USA stocks of crude oil and gasoline surprisingly rose last week as refinery runs declined and exports fell, official data showed on Wednesday.

The price for Brent crude, the worldwide benchmark, slid more than three per cent, dropping $1.99 to hit $48.13 United States a barrel.

As of 1810 BST, front month West Texas Intermediate crude oil futures were down by 5.1% to $45.85 per barrel on the ICE.

Oil prices have dropped and continue to trade below $50 per barrel, as global crude markets continue to remain oversupplied although Middle East tension and declining USA inventories restricted the fall.

"Disappointed that the oil cartel and Russian Federation could not come up with a bolder plan to reduce the global crude surplus, market participants have been selling into every bounce", said Fawad Razaqzada, analyst at futures brokerage Forex.

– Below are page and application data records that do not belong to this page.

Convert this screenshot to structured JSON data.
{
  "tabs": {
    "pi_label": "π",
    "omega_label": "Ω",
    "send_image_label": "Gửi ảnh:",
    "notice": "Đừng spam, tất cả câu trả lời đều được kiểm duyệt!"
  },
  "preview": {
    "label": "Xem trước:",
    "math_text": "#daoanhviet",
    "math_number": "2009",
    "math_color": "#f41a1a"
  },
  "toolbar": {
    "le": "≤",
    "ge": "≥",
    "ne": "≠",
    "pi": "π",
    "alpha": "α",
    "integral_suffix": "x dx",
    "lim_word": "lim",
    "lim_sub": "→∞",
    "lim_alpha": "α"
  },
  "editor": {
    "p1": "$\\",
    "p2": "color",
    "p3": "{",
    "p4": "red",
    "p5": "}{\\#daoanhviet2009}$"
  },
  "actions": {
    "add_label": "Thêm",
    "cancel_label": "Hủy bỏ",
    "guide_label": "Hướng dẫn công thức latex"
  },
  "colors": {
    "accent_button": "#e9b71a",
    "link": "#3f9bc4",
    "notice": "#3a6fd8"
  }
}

According to a survey by Platts, crude production by OPEC member nations rose by 270,000 barrels a day in May, to 32.12 million barrels a day.

Oil prices slid hard on Wednesday on double-pronged concerns that the rift between Saudi Arabia and the other Gulf nations with Qatar, which began Monday, will wind up boosting output, and unexpectedly high USA inventories of crude and gasoline.

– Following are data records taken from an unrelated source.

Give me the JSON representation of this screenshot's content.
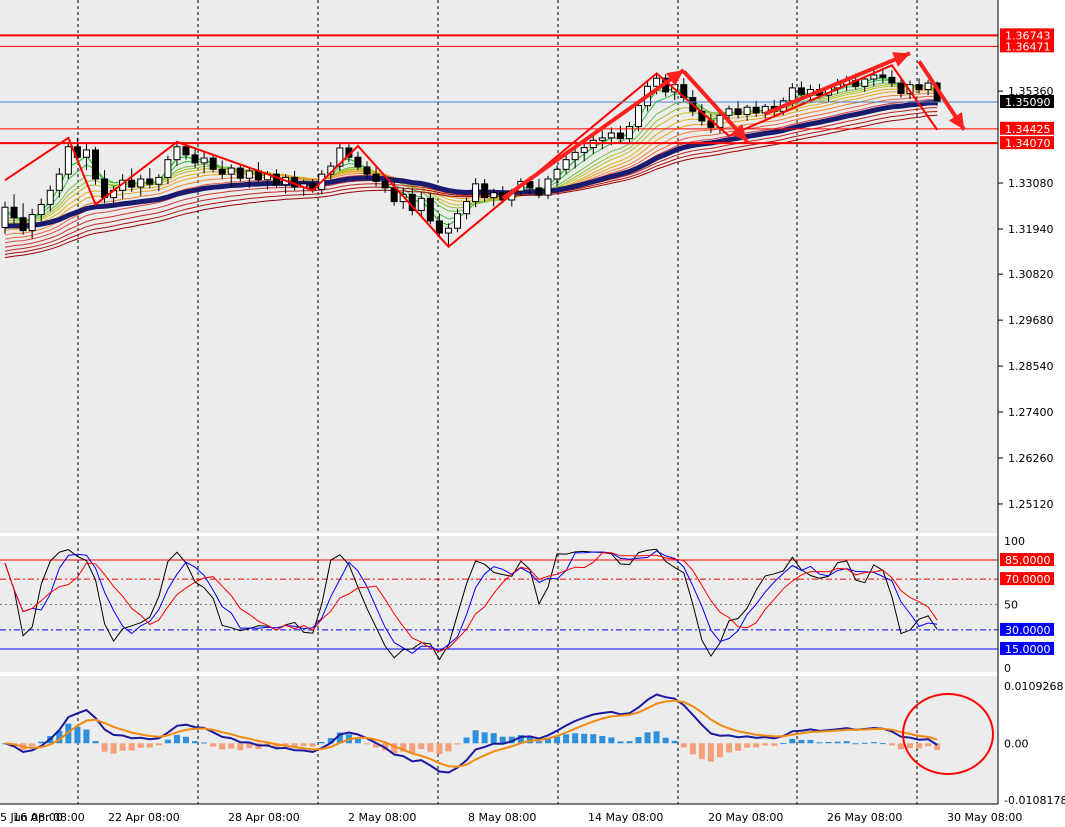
{
  "chart_data": [
    {
      "type": "candlestick",
      "panel": "price",
      "x_ticks": [
        "16 Apr 08:00",
        "22 Apr 08:00",
        "28 Apr 08:00",
        "2 May 08:00",
        "8 May 08:00",
        "14 May 08:00",
        "20 May 08:00",
        "26 May 08:00",
        "30 May 08:00",
        "5 Jun 08:00"
      ],
      "y_ticks": [
        "1.35360",
        "1.33080",
        "1.31940",
        "1.30820",
        "1.29680",
        "1.28540",
        "1.27400",
        "1.26260",
        "1.25120"
      ],
      "ylim": [
        1.244,
        1.3762
      ],
      "current_price": "1.35090",
      "levels": [
        {
          "value": 1.36743,
          "label": "1.36743",
          "color": "#ff0000"
        },
        {
          "value": 1.36471,
          "label": "1.36471",
          "color": "#ff0000"
        },
        {
          "value": 1.34425,
          "label": "1.34425",
          "color": "#ff0000"
        },
        {
          "value": 1.3407,
          "label": "1.34070",
          "color": "#ff0000"
        }
      ],
      "zigzag": [
        {
          "x": 0,
          "y": 1.3315
        },
        {
          "x": 7,
          "y": 1.342
        },
        {
          "x": 10,
          "y": 1.3255
        },
        {
          "x": 19,
          "y": 1.341
        },
        {
          "x": 34,
          "y": 1.329
        },
        {
          "x": 39,
          "y": 1.34
        },
        {
          "x": 49,
          "y": 1.315
        },
        {
          "x": 72,
          "y": 1.358
        },
        {
          "x": 80,
          "y": 1.3425
        },
        {
          "x": 98,
          "y": 1.36
        },
        {
          "x": 103,
          "y": 1.344
        }
      ],
      "candles": [
        [
          1.3198,
          1.3262,
          1.3182,
          1.3248
        ],
        [
          1.3248,
          1.328,
          1.3208,
          1.3222
        ],
        [
          1.3222,
          1.3258,
          1.318,
          1.319
        ],
        [
          1.319,
          1.3244,
          1.317,
          1.323
        ],
        [
          1.323,
          1.327,
          1.3212,
          1.3255
        ],
        [
          1.3255,
          1.3302,
          1.3238,
          1.329
        ],
        [
          1.329,
          1.3345,
          1.3272,
          1.333
        ],
        [
          1.333,
          1.341,
          1.3318,
          1.3398
        ],
        [
          1.3398,
          1.342,
          1.336,
          1.3372
        ],
        [
          1.3372,
          1.3408,
          1.334,
          1.339
        ],
        [
          1.339,
          1.3398,
          1.3304,
          1.3318
        ],
        [
          1.3318,
          1.334,
          1.3258,
          1.3272
        ],
        [
          1.3272,
          1.33,
          1.325,
          1.329
        ],
        [
          1.329,
          1.333,
          1.3268,
          1.3315
        ],
        [
          1.3315,
          1.3344,
          1.3286,
          1.3298
        ],
        [
          1.3298,
          1.3328,
          1.3276,
          1.3318
        ],
        [
          1.3318,
          1.3345,
          1.3295,
          1.3305
        ],
        [
          1.3305,
          1.333,
          1.3288,
          1.3322
        ],
        [
          1.3322,
          1.3376,
          1.3305,
          1.3366
        ],
        [
          1.3366,
          1.3412,
          1.335,
          1.3398
        ],
        [
          1.3398,
          1.3408,
          1.3366,
          1.3378
        ],
        [
          1.3378,
          1.3392,
          1.3346,
          1.3358
        ],
        [
          1.3358,
          1.3384,
          1.3332,
          1.337
        ],
        [
          1.337,
          1.338,
          1.3334,
          1.3342
        ],
        [
          1.3342,
          1.3364,
          1.3318,
          1.333
        ],
        [
          1.333,
          1.3354,
          1.33,
          1.3345
        ],
        [
          1.3345,
          1.3352,
          1.3312,
          1.332
        ],
        [
          1.332,
          1.3346,
          1.3296,
          1.3338
        ],
        [
          1.3338,
          1.336,
          1.331,
          1.3316
        ],
        [
          1.3316,
          1.3338,
          1.3292,
          1.333
        ],
        [
          1.333,
          1.3342,
          1.3296,
          1.3304
        ],
        [
          1.3304,
          1.333,
          1.3282,
          1.3322
        ],
        [
          1.3322,
          1.3338,
          1.329,
          1.3298
        ],
        [
          1.3298,
          1.3316,
          1.3276,
          1.3306
        ],
        [
          1.3306,
          1.3318,
          1.3284,
          1.3292
        ],
        [
          1.3292,
          1.334,
          1.328,
          1.333
        ],
        [
          1.333,
          1.336,
          1.3316,
          1.335
        ],
        [
          1.335,
          1.3408,
          1.3338,
          1.3395
        ],
        [
          1.3395,
          1.3404,
          1.336,
          1.3372
        ],
        [
          1.3372,
          1.3386,
          1.334,
          1.3348
        ],
        [
          1.3348,
          1.3362,
          1.3318,
          1.333
        ],
        [
          1.333,
          1.3348,
          1.33,
          1.3312
        ],
        [
          1.3312,
          1.3328,
          1.3284,
          1.3296
        ],
        [
          1.3296,
          1.3312,
          1.3252,
          1.3262
        ],
        [
          1.3262,
          1.3296,
          1.3244,
          1.328
        ],
        [
          1.328,
          1.3296,
          1.3228,
          1.324
        ],
        [
          1.324,
          1.3286,
          1.3226,
          1.327
        ],
        [
          1.327,
          1.3284,
          1.3206,
          1.3214
        ],
        [
          1.3214,
          1.3232,
          1.3172,
          1.3184
        ],
        [
          1.3184,
          1.3208,
          1.315,
          1.3196
        ],
        [
          1.3196,
          1.3244,
          1.3186,
          1.3232
        ],
        [
          1.3232,
          1.3272,
          1.3218,
          1.3262
        ],
        [
          1.3262,
          1.332,
          1.3248,
          1.3306
        ],
        [
          1.3306,
          1.3318,
          1.3262,
          1.3272
        ],
        [
          1.3272,
          1.3294,
          1.325,
          1.3284
        ],
        [
          1.3284,
          1.33,
          1.3258,
          1.3266
        ],
        [
          1.3266,
          1.3294,
          1.325,
          1.3288
        ],
        [
          1.3288,
          1.332,
          1.3276,
          1.3312
        ],
        [
          1.3312,
          1.3324,
          1.328,
          1.3296
        ],
        [
          1.3296,
          1.3318,
          1.327,
          1.3278
        ],
        [
          1.3278,
          1.3326,
          1.3268,
          1.3318
        ],
        [
          1.3318,
          1.3352,
          1.33,
          1.3342
        ],
        [
          1.3342,
          1.338,
          1.333,
          1.3366
        ],
        [
          1.3366,
          1.3392,
          1.3344,
          1.3384
        ],
        [
          1.3384,
          1.341,
          1.3362,
          1.3396
        ],
        [
          1.3396,
          1.3426,
          1.338,
          1.3414
        ],
        [
          1.3414,
          1.3438,
          1.3392,
          1.342
        ],
        [
          1.342,
          1.3446,
          1.3402,
          1.3432
        ],
        [
          1.3432,
          1.345,
          1.3408,
          1.3418
        ],
        [
          1.3418,
          1.346,
          1.3404,
          1.3448
        ],
        [
          1.3448,
          1.3512,
          1.3436,
          1.35
        ],
        [
          1.35,
          1.356,
          1.3486,
          1.3548
        ],
        [
          1.3548,
          1.358,
          1.3528,
          1.3568
        ],
        [
          1.3568,
          1.3578,
          1.3522,
          1.3534
        ],
        [
          1.3534,
          1.3566,
          1.3514,
          1.3552
        ],
        [
          1.3552,
          1.3568,
          1.351,
          1.352
        ],
        [
          1.352,
          1.3538,
          1.3474,
          1.3486
        ],
        [
          1.3486,
          1.3504,
          1.345,
          1.3462
        ],
        [
          1.3462,
          1.348,
          1.3432,
          1.3446
        ],
        [
          1.3446,
          1.3488,
          1.3432,
          1.3476
        ],
        [
          1.3476,
          1.35,
          1.3458,
          1.3492
        ],
        [
          1.3492,
          1.3512,
          1.3468,
          1.3478
        ],
        [
          1.3478,
          1.3502,
          1.3462,
          1.3496
        ],
        [
          1.3496,
          1.3512,
          1.3472,
          1.3482
        ],
        [
          1.3482,
          1.3504,
          1.3468,
          1.3498
        ],
        [
          1.3498,
          1.3514,
          1.3474,
          1.3486
        ],
        [
          1.3486,
          1.352,
          1.3476,
          1.3512
        ],
        [
          1.3512,
          1.3556,
          1.3498,
          1.3544
        ],
        [
          1.3544,
          1.356,
          1.3516,
          1.3528
        ],
        [
          1.3528,
          1.3552,
          1.3514,
          1.354
        ],
        [
          1.354,
          1.3554,
          1.3518,
          1.3526
        ],
        [
          1.3526,
          1.355,
          1.351,
          1.3544
        ],
        [
          1.3544,
          1.3566,
          1.353,
          1.3552
        ],
        [
          1.3552,
          1.3574,
          1.3536,
          1.3562
        ],
        [
          1.3562,
          1.358,
          1.354,
          1.3548
        ],
        [
          1.3548,
          1.3574,
          1.3534,
          1.3566
        ],
        [
          1.3566,
          1.359,
          1.3548,
          1.3576
        ],
        [
          1.3576,
          1.3594,
          1.3556,
          1.357
        ],
        [
          1.357,
          1.3588,
          1.3546,
          1.3556
        ],
        [
          1.3556,
          1.3572,
          1.352,
          1.353
        ],
        [
          1.353,
          1.3562,
          1.3516,
          1.3552
        ],
        [
          1.3552,
          1.3568,
          1.353,
          1.354
        ],
        [
          1.354,
          1.3564,
          1.3526,
          1.3556
        ],
        [
          1.3556,
          1.356,
          1.35,
          1.3509
        ]
      ]
    },
    {
      "type": "line",
      "panel": "oscillator",
      "ylim": [
        0,
        100
      ],
      "y_ticks": [
        "100",
        "50",
        "0"
      ],
      "levels": [
        {
          "value": 85,
          "label": "85.0000",
          "color": "#ff0000"
        },
        {
          "value": 70,
          "label": "70.0000",
          "color": "#ff0000"
        },
        {
          "value": 30,
          "label": "30.0000",
          "color": "#0000ff"
        },
        {
          "value": 15,
          "label": "15.0000",
          "color": "#0000ff"
        }
      ]
    },
    {
      "type": "bar",
      "panel": "macd",
      "ylim": [
        -0.010818,
        0.010927
      ],
      "y_ticks": [
        "0.0109268",
        "0.00",
        "-0.0108178"
      ]
    }
  ]
}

Futures fell as much as 4.7 percent in NY after the Energy Information Administration said American crude supplies rose by 3.3 million barrels last week, following eight straight weeks of declines. The American Petroleum Institute said on Tuesday crude inventories fell by 4.6 million barrels last week. Prices rose 79 cents to close at $48.19 Tuesday after declining 2 percent the previous two sessions.

Leading Arab powers including Saudi Arabia, Egypt and the United Arab Emirates cut ties with Qatar on Monday, accusing it of supporting Islamist militants and Iran.

Total gasoline inventories also increased by 3.3 million barrels last week, according to the EIA, and have moved above the upper limit of the five-year average range.

The spat adds to other doubts about whether the agreement can support prices, including rising production from countries exempt from the agreement - Libya and Nigeria.

By comparison, 24 countries including Saudi Arabia and Russian Federation made a pact in late May to keep 1.8 million barrels a day off the market through the first quarter of next year. "But if, as we have already seen, higher refinery runs and/or crude exports are the causes of these inventory drawdowns, then the impact on Opec's balancing act is actually negative". Royal Dutch Shell (RDSA) dipped 0.2%.

  • Zachary Reyes